Excerpts from an interface dataset

§

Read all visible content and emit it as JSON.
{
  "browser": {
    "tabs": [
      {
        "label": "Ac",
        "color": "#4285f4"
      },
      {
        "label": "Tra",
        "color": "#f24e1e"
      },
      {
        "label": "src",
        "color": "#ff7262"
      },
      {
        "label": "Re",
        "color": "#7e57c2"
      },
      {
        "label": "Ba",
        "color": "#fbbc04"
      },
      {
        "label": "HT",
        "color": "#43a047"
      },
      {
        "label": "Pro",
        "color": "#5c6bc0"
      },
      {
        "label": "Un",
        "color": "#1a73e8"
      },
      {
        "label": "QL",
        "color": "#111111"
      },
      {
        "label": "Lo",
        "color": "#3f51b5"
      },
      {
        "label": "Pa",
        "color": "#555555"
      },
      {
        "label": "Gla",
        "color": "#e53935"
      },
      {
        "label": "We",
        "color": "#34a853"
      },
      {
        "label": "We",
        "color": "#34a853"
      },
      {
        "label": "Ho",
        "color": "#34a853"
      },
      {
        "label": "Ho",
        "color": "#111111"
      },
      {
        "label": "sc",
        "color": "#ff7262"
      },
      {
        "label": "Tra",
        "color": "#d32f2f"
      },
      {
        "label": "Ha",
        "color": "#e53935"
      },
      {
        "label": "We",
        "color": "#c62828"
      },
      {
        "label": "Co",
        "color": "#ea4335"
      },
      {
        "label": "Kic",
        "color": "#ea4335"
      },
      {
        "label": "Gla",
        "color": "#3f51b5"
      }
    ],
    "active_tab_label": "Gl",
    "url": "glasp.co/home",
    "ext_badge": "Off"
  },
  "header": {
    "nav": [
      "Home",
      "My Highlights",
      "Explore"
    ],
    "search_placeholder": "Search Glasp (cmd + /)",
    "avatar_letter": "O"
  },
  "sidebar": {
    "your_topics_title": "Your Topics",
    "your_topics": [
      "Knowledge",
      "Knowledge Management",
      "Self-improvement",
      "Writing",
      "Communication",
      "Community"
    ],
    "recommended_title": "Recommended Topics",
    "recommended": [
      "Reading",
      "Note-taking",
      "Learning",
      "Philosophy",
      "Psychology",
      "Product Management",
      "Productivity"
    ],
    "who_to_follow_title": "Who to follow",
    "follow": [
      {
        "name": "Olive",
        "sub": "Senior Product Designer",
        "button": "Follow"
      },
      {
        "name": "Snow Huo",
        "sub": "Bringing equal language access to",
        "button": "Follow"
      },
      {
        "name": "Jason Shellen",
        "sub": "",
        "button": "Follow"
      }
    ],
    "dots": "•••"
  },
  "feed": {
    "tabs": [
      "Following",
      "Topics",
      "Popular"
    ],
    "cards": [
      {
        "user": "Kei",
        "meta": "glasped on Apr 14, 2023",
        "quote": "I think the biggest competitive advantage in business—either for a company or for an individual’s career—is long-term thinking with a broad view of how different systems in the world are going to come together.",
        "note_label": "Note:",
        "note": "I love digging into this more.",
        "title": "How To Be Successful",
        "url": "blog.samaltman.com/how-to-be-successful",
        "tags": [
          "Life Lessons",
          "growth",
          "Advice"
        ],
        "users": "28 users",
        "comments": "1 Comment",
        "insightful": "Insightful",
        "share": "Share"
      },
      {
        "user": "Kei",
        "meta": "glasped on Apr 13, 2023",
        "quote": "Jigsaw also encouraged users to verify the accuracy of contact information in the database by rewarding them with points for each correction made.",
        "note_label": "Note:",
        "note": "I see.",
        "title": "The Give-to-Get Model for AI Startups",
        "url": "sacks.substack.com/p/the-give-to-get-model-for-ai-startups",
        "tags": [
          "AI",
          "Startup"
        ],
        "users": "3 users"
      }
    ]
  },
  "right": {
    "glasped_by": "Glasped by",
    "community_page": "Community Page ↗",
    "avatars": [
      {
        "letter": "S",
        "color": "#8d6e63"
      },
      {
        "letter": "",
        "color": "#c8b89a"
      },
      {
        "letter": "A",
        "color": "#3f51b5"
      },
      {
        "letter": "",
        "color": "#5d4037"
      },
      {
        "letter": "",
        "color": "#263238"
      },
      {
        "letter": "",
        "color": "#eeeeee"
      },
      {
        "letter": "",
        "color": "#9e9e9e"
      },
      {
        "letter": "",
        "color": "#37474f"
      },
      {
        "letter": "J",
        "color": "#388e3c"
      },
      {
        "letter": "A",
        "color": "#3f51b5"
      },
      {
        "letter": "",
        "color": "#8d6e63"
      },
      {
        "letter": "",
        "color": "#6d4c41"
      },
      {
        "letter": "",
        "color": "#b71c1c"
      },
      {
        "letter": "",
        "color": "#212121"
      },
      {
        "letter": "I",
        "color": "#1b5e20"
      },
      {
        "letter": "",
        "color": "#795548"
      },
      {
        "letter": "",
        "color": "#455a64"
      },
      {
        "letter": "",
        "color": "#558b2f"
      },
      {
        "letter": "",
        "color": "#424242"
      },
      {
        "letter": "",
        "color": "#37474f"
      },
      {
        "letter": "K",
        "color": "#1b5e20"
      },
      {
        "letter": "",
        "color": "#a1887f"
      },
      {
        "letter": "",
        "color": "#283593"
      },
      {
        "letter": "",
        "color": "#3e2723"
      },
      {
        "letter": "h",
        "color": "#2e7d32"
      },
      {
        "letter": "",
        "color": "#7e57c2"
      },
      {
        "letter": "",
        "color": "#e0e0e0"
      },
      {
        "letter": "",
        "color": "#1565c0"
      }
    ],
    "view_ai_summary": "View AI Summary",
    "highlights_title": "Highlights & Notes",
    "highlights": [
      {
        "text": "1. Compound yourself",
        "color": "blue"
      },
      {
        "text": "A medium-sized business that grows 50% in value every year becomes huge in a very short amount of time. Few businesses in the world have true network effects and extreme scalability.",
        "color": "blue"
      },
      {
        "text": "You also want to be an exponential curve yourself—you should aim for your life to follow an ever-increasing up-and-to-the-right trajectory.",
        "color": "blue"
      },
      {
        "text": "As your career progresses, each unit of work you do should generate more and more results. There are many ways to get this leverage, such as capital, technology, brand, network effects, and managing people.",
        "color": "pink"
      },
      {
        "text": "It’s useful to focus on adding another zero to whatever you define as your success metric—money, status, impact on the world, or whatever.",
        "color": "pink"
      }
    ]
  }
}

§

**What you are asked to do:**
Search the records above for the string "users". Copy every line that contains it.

**Written reply:**
        "users": "28 users",
        "quote": "Jigsaw also encouraged users to verify the accuracy of contact information in the database by rewarding them with points for each correction made.",
        "users": "3 users"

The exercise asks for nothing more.